Finally, in December the NLRB issued revisions to union election rules that should vastly simplify and expedite the election process. Previously, the results of elections could be tied up for years in pointless litigation, delaying the results of a democratic process, a situation that would be intolerable in any other context. Under the new rules, the parties may file documents electronically; the time frames for identifying issues, providing documents, and making arguments are shortened; and the number of issues that can be litigated prior to holding an election are reduced. Cumulatively, these changes will likely reduce the time from the filing of a representation petition to the holding of an election to between ten and twenty days.
The new election rules also require that employers provide the union with personal e-mail addresses and phone numbers for employees. This is particularly important for reaching out to contingent faculty, who often perform most of their work off campus.
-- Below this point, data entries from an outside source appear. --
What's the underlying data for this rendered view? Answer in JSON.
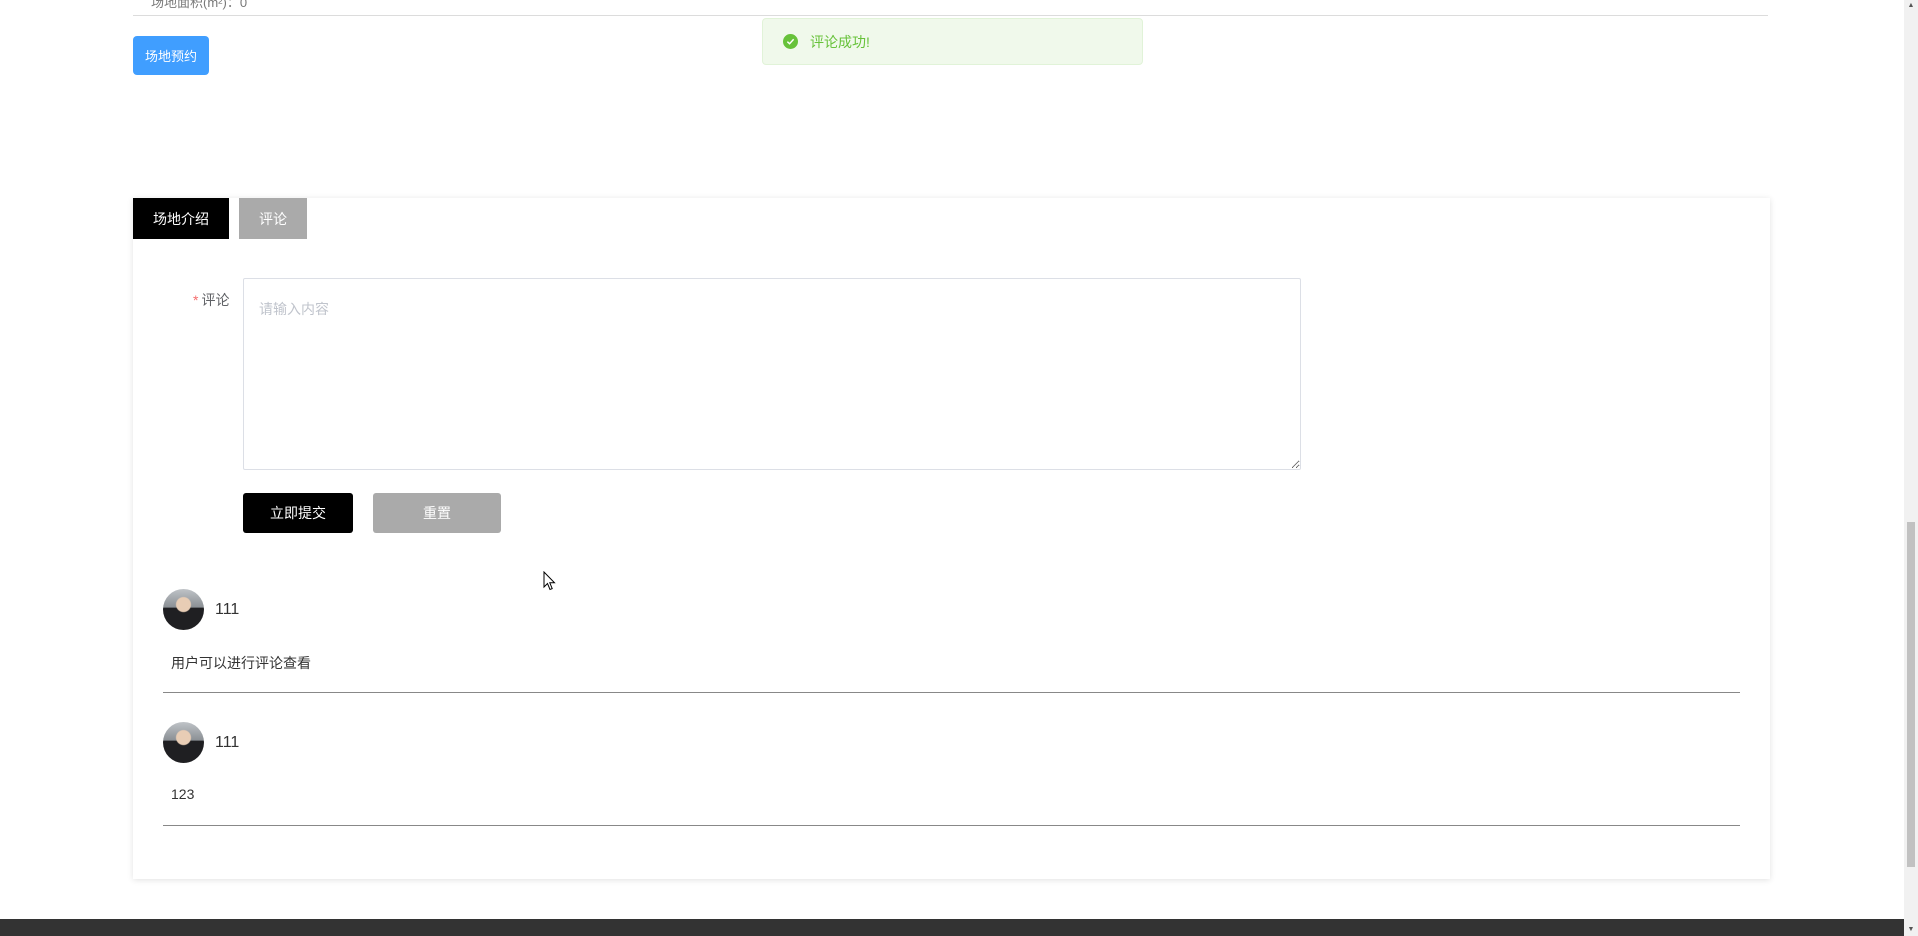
{
  "top_partial_text": "场地面积(m²)：0",
  "book_button_label": "场地预约",
  "toast": {
    "message": "评论成功!",
    "color": "#67c23a"
  },
  "tabs": [
    {
      "label": "场地介绍"
    },
    {
      "label": "评论"
    }
  ],
  "comment_form": {
    "label": "评论",
    "required_mark": "*",
    "placeholder": "请输入内容",
    "value": "",
    "submit_label": "立即提交",
    "reset_label": "重置"
  },
  "comments": [
    {
      "user": "111",
      "text": "用户可以进行评论查看"
    },
    {
      "user": "111",
      "text": "123"
    }
  ],
  "colors": {
    "primary": "#409eff",
    "success": "#67c23a",
    "black": "#000000",
    "gray_button": "#aaaaaa"
  }
}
I hope you find this information helpful. Please let me know if you have any questions or comments.
AAUP Senior Counsel
Additional Information on this can be found in a February article from Labor Notes- a progressive online labor magazine Private Sector Faculty Get Green Light to Organize
As we reminded you last week, in celebration of the AAUP’s centennial this year, the AAUP Foundation is sponsoring competitions for undergraduates and graduate students for essays and artwork.
We’re writing to let you know that the deadline has been extended to March 1.
The theme of both competitions is “Academic Freedom: Its Concept, Its History, Its Successes, and Its Failures.” In both categories and at both the undergraduate and graduate levels, prizes of $1,000 are available. The awards are made possible by a donation from the late Patricia Fox Haig.
The centennial contest is open to all students enrolled at accredited institutions of higher education in the United States. All essay and art work submissions must address the theme “Academic Freedom: Its Concept, Its History, Its Successes, and Its Failures.” Submissions must be sent to firstname.lastname@example.org by midnight (EST) on March 1, 2015. Up to two entries may be made by any one student. All entries must include the student’s full name, mailing address, and e-mail address as well as the name of the institution at which he or she is currently enrolled and the category (undergraduate or graduate student) of the entry. By submitting an essay or work of art, the student agrees that the work may be published if it is selected for an award and that the student will not be separately compensated for publication.
See the full contest rules at http://www.aaupfoundation.org/centennial/centennial-contest.
The submission deadline is rapidly approaching, but there is still time for you to encourage your students to enter the contest.
Did you know that you can support the AAUP Foundation while shopping on Amazon.com? See how.
The AAUP Foundation is organized to fund the charitable and educational purposes of the AAUP, including supporting principles of academic freedom and the quality of higher education in a free and democratic society. Visit the AAUP Foundation website and Facebook.